*Data records:*
((

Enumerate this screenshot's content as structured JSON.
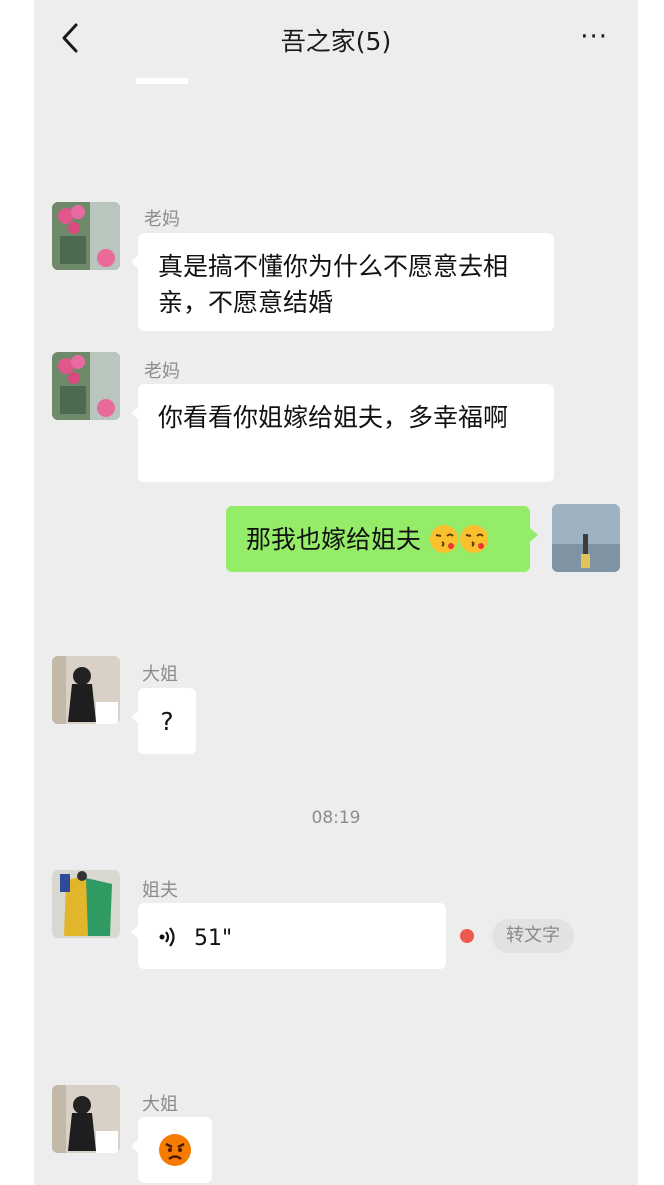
{
  "header": {
    "back_icon": "chevron-left-icon",
    "title": "吾之家(5)",
    "more_label": "···"
  },
  "messages": [
    {
      "sender": "老妈",
      "text": "真是搞不懂你为什么不愿意去相亲，不愿意结婚"
    },
    {
      "sender": "老妈",
      "text": "你看看你姐嫁给姐夫，多幸福啊"
    },
    {
      "sender": "me",
      "text": "那我也嫁给姐夫",
      "emoji": [
        "face-blowing-kiss",
        "face-blowing-kiss"
      ]
    },
    {
      "sender": "大姐",
      "text": "?"
    },
    {
      "timestamp": "08:19"
    },
    {
      "sender": "姐夫",
      "voice_duration": "51\"",
      "to_text_label": "转文字",
      "unread": true
    },
    {
      "sender": "大姐",
      "emoji": [
        "angry-face"
      ]
    }
  ],
  "colors": {
    "background": "#ededed",
    "bubble_in": "#ffffff",
    "bubble_out": "#95ec69",
    "unread_dot": "#f0584c"
  }
}
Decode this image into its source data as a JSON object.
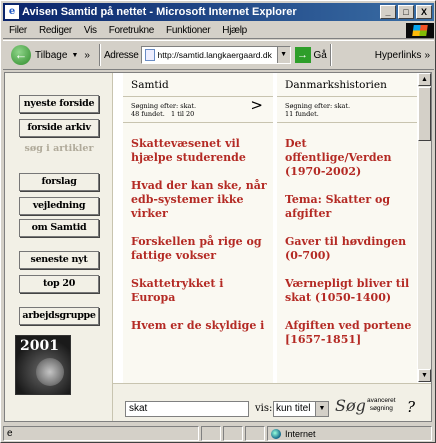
{
  "window": {
    "title": "Avisen Samtid på nettet - Microsoft Internet Explorer",
    "icon": "ie-icon",
    "controls": {
      "minimize": "_",
      "maximize": "□",
      "close": "X"
    }
  },
  "menu": [
    "Filer",
    "Rediger",
    "Vis",
    "Foretrukne",
    "Funktioner",
    "Hjælp"
  ],
  "toolbar": {
    "back_label": "Tilbage",
    "chevron": "»",
    "address_label": "Adresse",
    "address_url": "http://samtid.langkaergaard.dk",
    "go_label": "Gå",
    "links_label": "Hyperlinks",
    "back_arrow": "←",
    "go_arrow": "→"
  },
  "nav": {
    "items": [
      {
        "label": "nyeste forside"
      },
      {
        "label": "forside arkiv"
      },
      {
        "label": "forslag"
      },
      {
        "label": "vejledning"
      },
      {
        "label": "om Samtid"
      },
      {
        "label": "seneste nyt"
      },
      {
        "label": "top 20"
      },
      {
        "label": "arbejdsgruppe"
      }
    ],
    "search_articles_label": "søg i artikler",
    "logo_text": "2001"
  },
  "columns": [
    {
      "title": "Samtid",
      "info_line1": "Søgning efter: skat.",
      "info_line2": "48 fundet.   1 til 20",
      "next_arrow": ">",
      "articles": [
        "Skattevæsenet vil hjælpe studerende",
        "Hvad der kan ske, når edb-systemer ikke virker",
        "Forskellen på rige og fattige vokser",
        "Skattetrykket i Europa",
        "Hvem er de skyldige i"
      ]
    },
    {
      "title": "Danmarkshistorien",
      "info_line1": "Søgning efter: skat.",
      "info_line2": "11 fundet.",
      "articles": [
        "Det offentlige/Verden (1970-2002)",
        "Tema: Skatter og afgifter",
        "Gaver til høvdingen (0-700)",
        "Værnepligt bliver til skat (1050-1400)",
        "Afgiften ved portene [1657-1851]"
      ]
    }
  ],
  "search": {
    "query": "skat",
    "vis_label": "vis:",
    "select_value": "kun titel",
    "advanced_label_1": "avanceret",
    "advanced_label_2": "søgning",
    "help_label": "?",
    "logo_glyph": "Søg"
  },
  "status": {
    "zone_label": "Internet"
  },
  "colors": {
    "article_red": "#b42a24",
    "title_bar": "#0a246a"
  }
}
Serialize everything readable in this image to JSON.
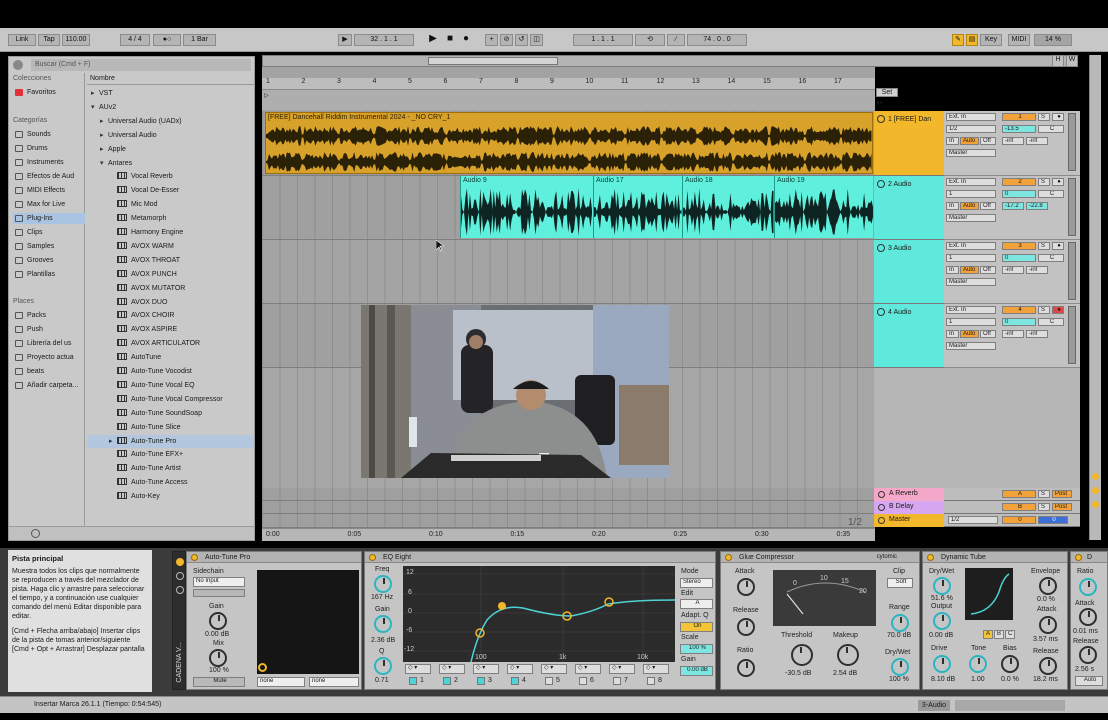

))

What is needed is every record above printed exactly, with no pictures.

Enumerate this screenshot's content as structured JSON.
{
  "header": {
    "back_icon": "chevron-left-icon",
    "title": "吾之家(5)",
    "more_label": "···"
  },
  "messages": [
    {
      "sender": "老妈",
      "text": "真是搞不懂你为什么不愿意去相亲，不愿意结婚"
    },
    {
      "sender": "老妈",
      "text": "你看看你姐嫁给姐夫，多幸福啊"
    },
    {
      "sender": "me",
      "text": "那我也嫁给姐夫",
      "emoji": [
        "face-blowing-kiss",
        "face-blowing-kiss"
      ]
    },
    {
      "sender": "大姐",
      "text": "?"
    },
    {
      "timestamp": "08:19"
    },
    {
      "sender": "姐夫",
      "voice_duration": "51\"",
      "to_text_label": "转文字",
      "unread": true
    },
    {
      "sender": "大姐",
      "emoji": [
        "angry-face"
      ]
    }
  ],
  "colors": {
    "background": "#ededed",
    "bubble_in": "#ffffff",
    "bubble_out": "#95ec69",
    "unread_dot": "#f0584c"
  }
}
Decode this image into its source data as a JSON object.
{
  "window": {
    "title": "Avisen Samtid på nettet - Microsoft Internet Explorer",
    "icon": "ie-icon",
    "controls": {
      "minimize": "_",
      "maximize": "□",
      "close": "X"
    }
  },
  "menu": [
    "Filer",
    "Rediger",
    "Vis",
    "Foretrukne",
    "Funktioner",
    "Hjælp"
  ],
  "toolbar": {
    "back_label": "Tilbage",
    "chevron": "»",
    "address_label": "Adresse",
    "address_url": "http://samtid.langkaergaard.dk",
    "go_label": "Gå",
    "links_label": "Hyperlinks",
    "back_arrow": "←",
    "go_arrow": "→"
  },
  "nav": {
    "items": [
      {
        "label": "nyeste forside"
      },
      {
        "label": "forside arkiv"
      },
      {
        "label": "forslag"
      },
      {
        "label": "vejledning"
      },
      {
        "label": "om Samtid"
      },
      {
        "label": "seneste nyt"
      },
      {
        "label": "top 20"
      },
      {
        "label": "arbejdsgruppe"
      }
    ],
    "search_articles_label": "søg i artikler",
    "logo_text": "2001"
  },
  "columns": [
    {
      "title": "Samtid",
      "info_line1": "Søgning efter: skat.",
      "info_line2": "48 fundet.   1 til 20",
      "next_arrow": ">",
      "articles": [
        "Skattevæsenet vil hjælpe studerende",
        "Hvad der kan ske, når edb-systemer ikke virker",
        "Forskellen på rige og fattige vokser",
        "Skattetrykket i Europa",
        "Hvem er de skyldige i"
      ]
    },
    {
      "title": "Danmarkshistorien",
      "info_line1": "Søgning efter: skat.",
      "info_line2": "11 fundet.",
      "articles": [
        "Det offentlige/Verden (1970-2002)",
        "Tema: Skatter og afgifter",
        "Gaver til høvdingen (0-700)",
        "Værnepligt bliver til skat (1050-1400)",
        "Afgiften ved portene [1657-1851]"
      ]
    }
  ],
  "search": {
    "query": "skat",
    "vis_label": "vis:",
    "select_value": "kun titel",
    "advanced_label_1": "avanceret",
    "advanced_label_2": "søgning",
    "help_label": "?",
    "logo_glyph": "Søg"
  },
  "status": {
    "zone_label": "Internet"
  },
  "colors": {
    "article_red": "#b42a24",
    "title_bar": "#0a246a"
  }
}
Serialize everything readable in this image to JSON.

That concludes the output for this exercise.